_What the task asks:_ A verbatim copy of each record is required.

(Element data from apps and pages)

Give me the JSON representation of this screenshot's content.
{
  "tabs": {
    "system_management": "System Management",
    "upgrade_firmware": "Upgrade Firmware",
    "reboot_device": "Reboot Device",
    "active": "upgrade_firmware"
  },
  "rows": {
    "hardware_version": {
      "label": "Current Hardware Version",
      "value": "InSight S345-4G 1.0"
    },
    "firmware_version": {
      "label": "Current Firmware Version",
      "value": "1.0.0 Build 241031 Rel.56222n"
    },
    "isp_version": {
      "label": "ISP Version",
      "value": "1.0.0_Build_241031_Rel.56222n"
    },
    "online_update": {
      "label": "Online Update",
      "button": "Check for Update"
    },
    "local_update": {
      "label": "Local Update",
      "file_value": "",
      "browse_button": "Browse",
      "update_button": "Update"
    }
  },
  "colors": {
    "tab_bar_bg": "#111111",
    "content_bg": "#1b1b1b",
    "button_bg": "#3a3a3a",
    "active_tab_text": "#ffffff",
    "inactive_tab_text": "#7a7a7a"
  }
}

_Completed exercise:_
Give me the JSON representation of this screenshot's content.
{
  "tabs": {
    "system_management": "System Management",
    "upgrade_firmware": "Upgrade Firmware",
    "reboot_device": "Reboot Device",
    "active": "upgrade_firmware"
  },
  "rows": {
    "hardware_version": {
      "label": "Current Hardware Version",
      "value": "InSight S345-4G 1.0"
    },
    "firmware_version": {
      "label": "Current Firmware Version",
      "value": "1.0.0 Build 241031 Rel.56222n"
    },
    "isp_version": {
      "label": "ISP Version",
      "value": "1.0.0_Build_241031_Rel.56222n"
    },
    "online_update": {
      "label": "Online Update",
      "button": "Check for Update"
    },
    "local_update": {
      "label": "Local Update",
      "file_value": "",
      "browse_button": "Browse",
      "update_button": "Update"
    }
  },
  "colors": {
    "tab_bar_bg": "#111111",
    "content_bg": "#1b1b1b",
    "button_bg": "#3a3a3a",
    "active_tab_text": "#ffffff",
    "inactive_tab_text": "#7a7a7a"
  }
}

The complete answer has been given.